The star-crossed lovers of Alec and Emma, played strongly by Dougray Scott and Jessica Raine, respectively, are fleshed out very well due to the small cast size and claustrophobic setting. Emma gains further prominence as it turns out that the entire reason the Doctor came to this particular house at this particular time is to question her about Clara, the only mystery worth solving as the Doctor puts it. However, the mystery only deepens further by story’s end, and, interestingly, Emma offers both Clara and the Doctor individual advice about the other, most notably as she warns Clara not to trust the Doctor since he has a sliver of ice in his heart. The TARDIS again starts to gain further prominence in the buildup to the upcoming ‘Journey to the Centre of the TARDIS’ as it appears that Clara is correct in her proclamation that the TARDIS dislikes her.

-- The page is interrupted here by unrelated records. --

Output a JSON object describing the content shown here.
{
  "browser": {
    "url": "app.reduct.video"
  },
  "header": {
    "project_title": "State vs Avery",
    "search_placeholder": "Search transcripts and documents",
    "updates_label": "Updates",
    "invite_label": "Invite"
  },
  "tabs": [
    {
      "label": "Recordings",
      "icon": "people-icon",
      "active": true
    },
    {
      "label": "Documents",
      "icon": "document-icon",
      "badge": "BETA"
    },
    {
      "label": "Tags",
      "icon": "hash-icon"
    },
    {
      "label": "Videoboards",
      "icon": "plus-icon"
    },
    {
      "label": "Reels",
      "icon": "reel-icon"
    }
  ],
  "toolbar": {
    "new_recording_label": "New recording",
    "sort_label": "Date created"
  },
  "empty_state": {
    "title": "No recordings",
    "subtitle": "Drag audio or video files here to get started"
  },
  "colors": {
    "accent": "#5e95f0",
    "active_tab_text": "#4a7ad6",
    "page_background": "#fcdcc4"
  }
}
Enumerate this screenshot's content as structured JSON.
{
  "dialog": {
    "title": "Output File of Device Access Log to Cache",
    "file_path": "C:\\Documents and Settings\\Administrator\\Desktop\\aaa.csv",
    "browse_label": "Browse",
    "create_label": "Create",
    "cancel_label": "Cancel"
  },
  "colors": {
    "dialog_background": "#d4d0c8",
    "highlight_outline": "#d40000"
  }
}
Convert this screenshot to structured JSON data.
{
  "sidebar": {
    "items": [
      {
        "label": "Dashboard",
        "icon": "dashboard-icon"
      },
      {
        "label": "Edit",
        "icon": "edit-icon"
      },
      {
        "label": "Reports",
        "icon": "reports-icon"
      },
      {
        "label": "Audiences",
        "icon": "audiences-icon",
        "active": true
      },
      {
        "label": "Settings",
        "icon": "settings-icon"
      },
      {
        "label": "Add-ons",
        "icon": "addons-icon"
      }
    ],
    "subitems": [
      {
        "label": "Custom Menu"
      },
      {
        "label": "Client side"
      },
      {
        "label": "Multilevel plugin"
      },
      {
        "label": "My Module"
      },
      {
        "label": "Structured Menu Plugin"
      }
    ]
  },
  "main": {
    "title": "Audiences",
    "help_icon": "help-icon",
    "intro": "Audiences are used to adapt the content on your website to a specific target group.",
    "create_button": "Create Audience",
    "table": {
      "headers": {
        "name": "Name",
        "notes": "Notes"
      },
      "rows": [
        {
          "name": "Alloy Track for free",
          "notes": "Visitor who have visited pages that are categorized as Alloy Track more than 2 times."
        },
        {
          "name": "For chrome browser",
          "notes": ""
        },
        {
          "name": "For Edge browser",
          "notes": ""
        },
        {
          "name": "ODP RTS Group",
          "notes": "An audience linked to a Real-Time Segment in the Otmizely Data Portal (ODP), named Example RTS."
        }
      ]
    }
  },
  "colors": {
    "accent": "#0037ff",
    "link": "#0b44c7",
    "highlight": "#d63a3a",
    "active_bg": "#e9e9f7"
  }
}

It’s a confident writer who takes on the task of telling an atmospheric ghost story, adding in a science fiction and monster element, briefly delving into love, appeasing fans by inserting a reference to the Eye of Harmony, and even exploring and further deepening the mystery of one of the main characters, but Neil Cross manages to do so quite successfully. Of course, each of these aspects of the story is worthy of more screen time as each is quite intrinsically exciting, but the case can also certainly be made that the monster is so creepily effective because of its limited appearances. Still, ‘Hide’ is certain to gain Cross more generally positive reviews than his earlier ‘The Rings of Akhaten’ as it puts a unique twist on a traditional story and puts some very interesting concepts into play for future episodes.